- Jack London: An American Life by Earle Labor
If a scholar or general reader seeks a strong, thorough biography of Jack London that discerningly covers both the strengths and weaknesses of the famous American writer, this is the book to read. Earle Labor has read, researched, and written about London for more than a half-century, authoring the best literary introduction to London, co-editing the definitive collection of London’s letters, and producing dozens of valuable essays on London. Now in this smoothly written and appealingly presented life story of London, Labor’s long, diligent labors reach an apex.
Labor keeps to his subject. He has no positions to tout on London, as do Joan Hedrick’s Solitary Comrade: Jack London and His Work (psychobiography, 1982) and James L. Haley’s Wolf: The Lives of Jack London (socialism, 2010). Labor also avoids the imagined stretchers that marred Irving Stone’s notorious, out-of-control biographical novel, Sailor on Horseback: The Biography of Jack London (1938).
No one knows better than Labor the full, varied shifts of London’s kaleidoscopic life. The author makes thorough use of London’s literary output—more than fifty books in less than twenty years. In addition, he mines the huge London manuscript collections at the Huntington Library and in other libraries. Labor also quotes extensively from dozens of London writings to buttress his biographical points.
Careful readers of this work will recognize the author’s competence in handling London’s frenetic life. London was, along with being a socialist, an [End Page 278] unrepentant spender, nonstop wanderer, and dreamer of one of the largest homes in California. Labor also depicts London as an electric lovemaker, an opinionated speaker, and a “hard-drinking hedonist” (229).

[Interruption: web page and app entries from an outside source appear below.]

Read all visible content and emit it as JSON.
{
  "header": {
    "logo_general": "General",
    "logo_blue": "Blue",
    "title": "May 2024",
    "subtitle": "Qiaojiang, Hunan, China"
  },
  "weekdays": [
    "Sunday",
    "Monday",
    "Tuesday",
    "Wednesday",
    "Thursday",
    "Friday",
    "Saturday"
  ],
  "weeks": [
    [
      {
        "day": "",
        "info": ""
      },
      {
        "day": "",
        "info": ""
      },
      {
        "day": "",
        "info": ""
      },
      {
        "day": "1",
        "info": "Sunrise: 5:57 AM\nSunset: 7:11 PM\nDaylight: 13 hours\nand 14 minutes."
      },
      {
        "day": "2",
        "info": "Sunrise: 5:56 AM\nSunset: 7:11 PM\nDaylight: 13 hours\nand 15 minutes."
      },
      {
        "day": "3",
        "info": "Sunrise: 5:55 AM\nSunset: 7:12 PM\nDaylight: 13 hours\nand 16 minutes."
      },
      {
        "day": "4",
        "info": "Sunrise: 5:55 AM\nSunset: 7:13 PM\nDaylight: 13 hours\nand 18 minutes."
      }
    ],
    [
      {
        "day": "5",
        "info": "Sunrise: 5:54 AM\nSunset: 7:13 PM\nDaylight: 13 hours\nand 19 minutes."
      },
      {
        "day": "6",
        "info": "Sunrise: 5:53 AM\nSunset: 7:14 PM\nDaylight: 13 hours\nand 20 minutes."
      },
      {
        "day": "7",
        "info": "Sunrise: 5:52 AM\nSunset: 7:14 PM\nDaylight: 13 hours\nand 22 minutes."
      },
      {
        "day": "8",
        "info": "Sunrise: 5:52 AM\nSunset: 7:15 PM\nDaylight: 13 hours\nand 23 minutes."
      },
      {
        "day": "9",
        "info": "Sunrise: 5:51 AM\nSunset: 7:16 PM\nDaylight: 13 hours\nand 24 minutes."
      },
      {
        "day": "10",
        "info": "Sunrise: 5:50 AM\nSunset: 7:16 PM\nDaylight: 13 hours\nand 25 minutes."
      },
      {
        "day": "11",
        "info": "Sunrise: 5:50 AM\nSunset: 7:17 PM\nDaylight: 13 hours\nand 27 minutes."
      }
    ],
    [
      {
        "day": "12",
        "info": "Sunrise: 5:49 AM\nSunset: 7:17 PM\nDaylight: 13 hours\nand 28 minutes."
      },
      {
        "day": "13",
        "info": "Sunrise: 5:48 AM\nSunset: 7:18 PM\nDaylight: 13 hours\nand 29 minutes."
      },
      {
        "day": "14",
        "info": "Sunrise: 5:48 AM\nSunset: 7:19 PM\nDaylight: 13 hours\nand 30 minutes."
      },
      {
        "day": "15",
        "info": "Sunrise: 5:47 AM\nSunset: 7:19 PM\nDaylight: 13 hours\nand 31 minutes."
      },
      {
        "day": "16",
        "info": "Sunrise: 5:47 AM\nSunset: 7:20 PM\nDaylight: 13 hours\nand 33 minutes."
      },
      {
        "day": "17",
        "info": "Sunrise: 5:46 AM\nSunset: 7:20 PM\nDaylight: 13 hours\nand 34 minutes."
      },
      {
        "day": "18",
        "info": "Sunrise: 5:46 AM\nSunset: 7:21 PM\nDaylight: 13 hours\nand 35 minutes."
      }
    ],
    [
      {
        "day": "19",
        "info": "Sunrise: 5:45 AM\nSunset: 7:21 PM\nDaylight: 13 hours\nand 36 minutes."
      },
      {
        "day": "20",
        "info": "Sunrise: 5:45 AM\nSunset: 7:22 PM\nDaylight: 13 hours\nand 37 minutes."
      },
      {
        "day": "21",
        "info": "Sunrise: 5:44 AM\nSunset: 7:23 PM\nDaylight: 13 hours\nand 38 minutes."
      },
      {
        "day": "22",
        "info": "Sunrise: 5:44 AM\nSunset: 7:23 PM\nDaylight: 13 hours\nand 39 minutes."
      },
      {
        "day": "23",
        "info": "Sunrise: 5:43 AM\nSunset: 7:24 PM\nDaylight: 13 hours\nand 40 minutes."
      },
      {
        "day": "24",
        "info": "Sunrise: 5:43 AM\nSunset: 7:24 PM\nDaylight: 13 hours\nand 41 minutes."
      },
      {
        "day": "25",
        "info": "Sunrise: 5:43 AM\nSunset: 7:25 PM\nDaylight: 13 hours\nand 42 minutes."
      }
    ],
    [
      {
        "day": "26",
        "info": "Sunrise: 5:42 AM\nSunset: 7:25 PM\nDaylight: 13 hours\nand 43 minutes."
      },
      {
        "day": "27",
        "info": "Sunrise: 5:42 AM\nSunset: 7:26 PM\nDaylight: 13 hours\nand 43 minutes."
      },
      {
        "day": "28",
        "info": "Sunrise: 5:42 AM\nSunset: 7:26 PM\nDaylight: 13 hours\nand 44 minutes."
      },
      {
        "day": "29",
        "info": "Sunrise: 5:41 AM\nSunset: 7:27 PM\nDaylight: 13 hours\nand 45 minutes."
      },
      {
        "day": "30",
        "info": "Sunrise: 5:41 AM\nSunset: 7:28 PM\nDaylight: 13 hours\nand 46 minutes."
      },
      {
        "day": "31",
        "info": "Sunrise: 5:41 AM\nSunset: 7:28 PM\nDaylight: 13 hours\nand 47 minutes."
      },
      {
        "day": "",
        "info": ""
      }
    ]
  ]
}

Labor provides lengthy as well as compact discussions of major facets of London’s career. Full coverage is given to London’s hoboing, the ups and down of his and his wife Charmian’s Snark voyage in 1907–09 to the South Seas, and his dreams and nightmares concerning his Beauty Ranch in northern California. Notably, the treatment of the Snark trip runs to sixty-five pages, but the discussions of The Call of the Wild (1903), The Sea-Wolf (1904), and Martin Eden (1908) to less than twenty pages in toto. Obviously, Labor has produced the life story of a man who became a writer rather than a literary biography.
The main strengths of Labor’s valuable biography are two. It is first a balanced work, treating both the successes and failures of London the man and writer. Also, it provides illuminating discussions of London’s roles as husband and father, public figure, and lifetime seeker of adventure and knowledge.
In the end, readers get a complex Jack London. A man of extraordinary talent and energy, a searcher for an entire lifetime, and an appealing writer of adventure and romantic fiction, London was also a faulty parent, difficult spouse, producer of reams of hack writing, and often disastrously self-centered. Better than previous biographers have, Earle Labor furnishes here a thorough, valuable portrait of a multifaceted Jack London.